Is it possible to run an Oracle database in a container? And if so, is it supported for use in production?

The answer is “yes.” Surprised? Read on to learn how to rapidly deploy an Oracle 19c database on Kubernetes with Portworx® persistent storage.

Oracle Images

Oracle maintains 12.1, 12.2, and 19.3 database container images in the Oracle Container Registry (OCR). For this post, I’ll use the official Oracle 19.3 image. It’s also possible to build your own images for different versions using the Docker build scripts Oracle provides on GitHub.

Note: You’ll need an Oracle account to log in to the OCR and you’ll have to accept the Oracle licensing agreement before using the images.


GitHub Repository

Access the files I’ve referenced in this post from a public GitHub repository using git clone:

Kubernetes Namespace

Start by creating a dedicated namespace for our containerized Oracle 19c database using the kubectl create namespace <namespace> command:

To avoid having to specify the namespace each time with -n, you can use the set-context to default the namespace:

Kubernetes Secret

Next, we need to create a Kubernetes Secret. You can do this by logging in to the Oracle Container Registry using docker login and providing your Oracle credentials.

This will create a file ~/.docker/config.json. We can then use this file to create a secret.

Confirm the secret was created with kubectl get secret.

Kubernetes ConfigMap

For my Kubernetes build, I’ll use a ConfigMap to pass variables to the Oracle 19.3 container. This is an easy way to localize the database name and passwords.

Kubernetes Statefulset

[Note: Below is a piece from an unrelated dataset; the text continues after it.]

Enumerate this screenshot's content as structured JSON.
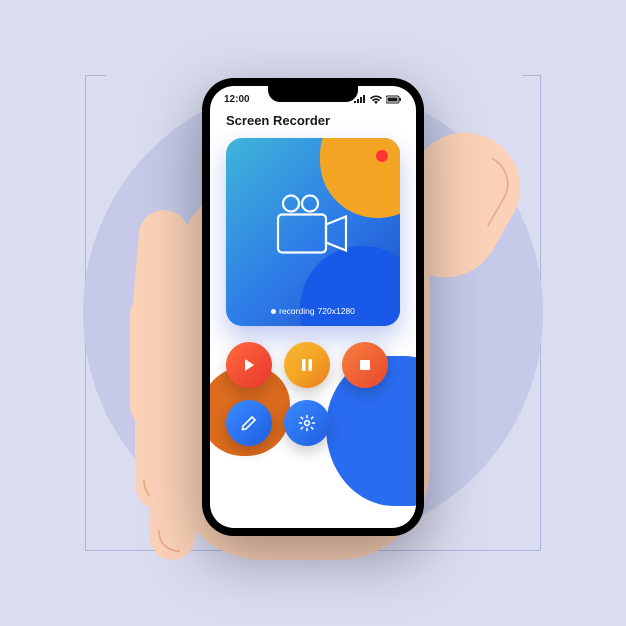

We can now create an Oracle 19.3.0 database Kubernetes statefulset with kubectl apply.

The stateful set will create a Kubernetes pod for the database, a service for the database listener, a Portworx storage class, and three persistent volume claims (PVCs) for the Oracle database and startup and setup mount points.

Persistent Volume Claims

Before we attempt to connect to the database, let’s use kubectl get persistentvolumeclaims or pvc to list the volumes we’ll be using.

Portworx Volumes

We can also see the three Portworx-managed volumes by using pxctl volume list.

Connecting Remotely

To connect to our Oracle database remotely, we need to identify the service port that is mapped to the database listener. We can use kubectl get service or svc for this.

By using the command above, we can see that our Oracle listener (1521) is available externally on Port 30937 and Enterprise Manager (5500) is available on 32185.

Using the details provided in the ConfigMap and external service port, we can connect to our database remotely.


In this blog post, I’ve shared how you can deploy an Oracle 19c database on a Kubernetes cluster with Portworx persistent storage. I’ve also shown how to connect to the database remotely.

You can learn more about running Oracle on Kubernetes on my blog.

Finally, before you deploy any Oracle software on Kubernetes I suggest you consult the Running and Licensing Oracle Programs in Containers and Kubernetes guide to fully understand any licensing implications.